%%
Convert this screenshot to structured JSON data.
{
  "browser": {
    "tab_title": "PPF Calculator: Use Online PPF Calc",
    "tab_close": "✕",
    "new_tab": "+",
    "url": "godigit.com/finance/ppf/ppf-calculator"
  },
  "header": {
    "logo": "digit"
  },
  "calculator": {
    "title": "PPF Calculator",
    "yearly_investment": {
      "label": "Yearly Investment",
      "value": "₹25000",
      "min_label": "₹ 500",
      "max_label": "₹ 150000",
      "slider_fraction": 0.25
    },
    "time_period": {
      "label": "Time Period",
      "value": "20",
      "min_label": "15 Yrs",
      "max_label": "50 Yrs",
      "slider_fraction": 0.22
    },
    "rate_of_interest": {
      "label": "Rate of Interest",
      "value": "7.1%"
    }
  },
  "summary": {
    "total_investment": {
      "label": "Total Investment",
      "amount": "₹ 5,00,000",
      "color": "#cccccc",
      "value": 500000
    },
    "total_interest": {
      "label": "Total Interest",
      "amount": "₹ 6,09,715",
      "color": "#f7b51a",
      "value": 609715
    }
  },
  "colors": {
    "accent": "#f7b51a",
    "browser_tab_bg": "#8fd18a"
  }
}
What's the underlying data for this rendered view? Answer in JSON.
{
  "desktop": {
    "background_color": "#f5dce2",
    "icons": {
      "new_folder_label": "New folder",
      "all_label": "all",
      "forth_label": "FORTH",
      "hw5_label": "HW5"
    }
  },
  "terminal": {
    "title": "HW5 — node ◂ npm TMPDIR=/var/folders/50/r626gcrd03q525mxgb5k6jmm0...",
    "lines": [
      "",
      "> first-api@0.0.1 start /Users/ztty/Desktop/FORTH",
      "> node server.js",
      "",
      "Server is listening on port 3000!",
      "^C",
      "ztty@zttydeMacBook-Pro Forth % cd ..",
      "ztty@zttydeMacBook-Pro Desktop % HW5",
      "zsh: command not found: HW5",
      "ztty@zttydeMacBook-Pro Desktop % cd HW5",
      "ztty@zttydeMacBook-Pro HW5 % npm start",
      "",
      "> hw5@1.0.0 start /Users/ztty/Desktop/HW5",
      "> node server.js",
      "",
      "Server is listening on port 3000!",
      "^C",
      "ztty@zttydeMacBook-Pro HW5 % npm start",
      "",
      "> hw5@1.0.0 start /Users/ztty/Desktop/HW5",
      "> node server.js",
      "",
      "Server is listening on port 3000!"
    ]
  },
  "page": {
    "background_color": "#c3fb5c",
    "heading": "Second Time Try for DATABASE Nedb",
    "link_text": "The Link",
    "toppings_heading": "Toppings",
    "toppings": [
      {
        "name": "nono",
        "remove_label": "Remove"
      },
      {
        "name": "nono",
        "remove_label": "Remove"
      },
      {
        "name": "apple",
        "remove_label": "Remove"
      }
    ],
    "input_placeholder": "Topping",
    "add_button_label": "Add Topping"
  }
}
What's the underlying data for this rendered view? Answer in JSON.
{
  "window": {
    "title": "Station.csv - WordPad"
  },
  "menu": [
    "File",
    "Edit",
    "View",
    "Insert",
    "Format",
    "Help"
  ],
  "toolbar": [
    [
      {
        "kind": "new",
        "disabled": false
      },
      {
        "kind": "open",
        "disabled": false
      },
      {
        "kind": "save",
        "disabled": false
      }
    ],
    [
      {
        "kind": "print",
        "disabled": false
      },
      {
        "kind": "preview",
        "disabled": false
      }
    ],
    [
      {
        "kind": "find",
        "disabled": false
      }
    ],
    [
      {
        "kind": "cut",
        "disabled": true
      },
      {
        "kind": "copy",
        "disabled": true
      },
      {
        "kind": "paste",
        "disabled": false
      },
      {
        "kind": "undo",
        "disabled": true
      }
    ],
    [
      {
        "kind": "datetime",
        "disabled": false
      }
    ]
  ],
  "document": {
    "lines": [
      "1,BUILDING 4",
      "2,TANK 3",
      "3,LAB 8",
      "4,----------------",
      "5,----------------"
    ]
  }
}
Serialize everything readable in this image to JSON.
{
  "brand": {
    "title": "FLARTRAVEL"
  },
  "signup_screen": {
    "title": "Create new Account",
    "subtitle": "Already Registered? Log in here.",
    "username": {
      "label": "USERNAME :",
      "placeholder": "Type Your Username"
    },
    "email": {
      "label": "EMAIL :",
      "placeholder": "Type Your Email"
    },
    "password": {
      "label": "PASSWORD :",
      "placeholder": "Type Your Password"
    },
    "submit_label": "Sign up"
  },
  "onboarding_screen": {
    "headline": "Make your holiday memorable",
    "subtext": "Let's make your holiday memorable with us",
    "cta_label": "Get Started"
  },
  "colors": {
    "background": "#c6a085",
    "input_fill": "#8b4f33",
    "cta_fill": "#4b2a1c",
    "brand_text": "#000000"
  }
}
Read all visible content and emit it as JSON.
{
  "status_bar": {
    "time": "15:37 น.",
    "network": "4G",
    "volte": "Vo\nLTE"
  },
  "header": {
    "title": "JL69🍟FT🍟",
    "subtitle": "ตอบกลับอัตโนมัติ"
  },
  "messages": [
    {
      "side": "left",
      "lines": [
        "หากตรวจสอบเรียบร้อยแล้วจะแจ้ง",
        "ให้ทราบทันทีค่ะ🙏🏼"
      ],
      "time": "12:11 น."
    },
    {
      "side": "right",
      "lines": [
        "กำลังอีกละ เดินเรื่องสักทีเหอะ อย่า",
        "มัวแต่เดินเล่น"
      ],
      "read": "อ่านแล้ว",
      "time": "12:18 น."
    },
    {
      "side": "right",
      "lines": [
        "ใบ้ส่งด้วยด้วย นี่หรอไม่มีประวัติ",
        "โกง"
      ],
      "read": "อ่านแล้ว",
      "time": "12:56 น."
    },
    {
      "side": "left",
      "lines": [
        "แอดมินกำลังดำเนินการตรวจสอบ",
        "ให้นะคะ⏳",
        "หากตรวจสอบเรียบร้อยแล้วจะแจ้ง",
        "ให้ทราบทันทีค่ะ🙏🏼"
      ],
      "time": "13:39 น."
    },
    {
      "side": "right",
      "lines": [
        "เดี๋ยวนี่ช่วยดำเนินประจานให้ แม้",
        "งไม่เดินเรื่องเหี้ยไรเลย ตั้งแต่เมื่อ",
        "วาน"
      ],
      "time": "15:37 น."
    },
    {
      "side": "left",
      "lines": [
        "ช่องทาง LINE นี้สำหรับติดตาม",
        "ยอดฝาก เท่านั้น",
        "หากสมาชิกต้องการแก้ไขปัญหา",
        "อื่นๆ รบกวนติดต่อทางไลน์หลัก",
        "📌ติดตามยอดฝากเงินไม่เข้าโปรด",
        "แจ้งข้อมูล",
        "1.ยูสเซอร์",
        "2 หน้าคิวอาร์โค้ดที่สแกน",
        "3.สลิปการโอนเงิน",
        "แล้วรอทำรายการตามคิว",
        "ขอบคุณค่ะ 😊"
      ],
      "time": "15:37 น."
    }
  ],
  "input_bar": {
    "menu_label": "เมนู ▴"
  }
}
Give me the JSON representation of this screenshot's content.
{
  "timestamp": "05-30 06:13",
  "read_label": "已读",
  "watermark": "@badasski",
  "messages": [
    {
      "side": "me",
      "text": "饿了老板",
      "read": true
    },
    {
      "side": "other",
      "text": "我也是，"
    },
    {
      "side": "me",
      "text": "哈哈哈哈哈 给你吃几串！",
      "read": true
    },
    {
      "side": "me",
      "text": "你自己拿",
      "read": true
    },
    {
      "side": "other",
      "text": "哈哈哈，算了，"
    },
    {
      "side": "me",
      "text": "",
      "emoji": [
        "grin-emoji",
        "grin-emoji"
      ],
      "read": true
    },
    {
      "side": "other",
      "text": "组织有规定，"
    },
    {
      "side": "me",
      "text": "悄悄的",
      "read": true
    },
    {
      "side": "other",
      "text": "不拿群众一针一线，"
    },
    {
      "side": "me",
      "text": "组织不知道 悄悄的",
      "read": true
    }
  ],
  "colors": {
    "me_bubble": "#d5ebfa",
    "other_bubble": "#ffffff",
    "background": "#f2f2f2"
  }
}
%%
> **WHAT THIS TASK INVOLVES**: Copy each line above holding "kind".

> **EXERCISE ANSWER**:
        "kind": "new",
        "kind": "open",
        "kind": "save",
        "kind": "print",
        "kind": "preview",
        "kind": "find",
        "kind": "cut",
        "kind": "copy",
        "kind": "paste",
        "kind": "undo",
        "kind": "datetime",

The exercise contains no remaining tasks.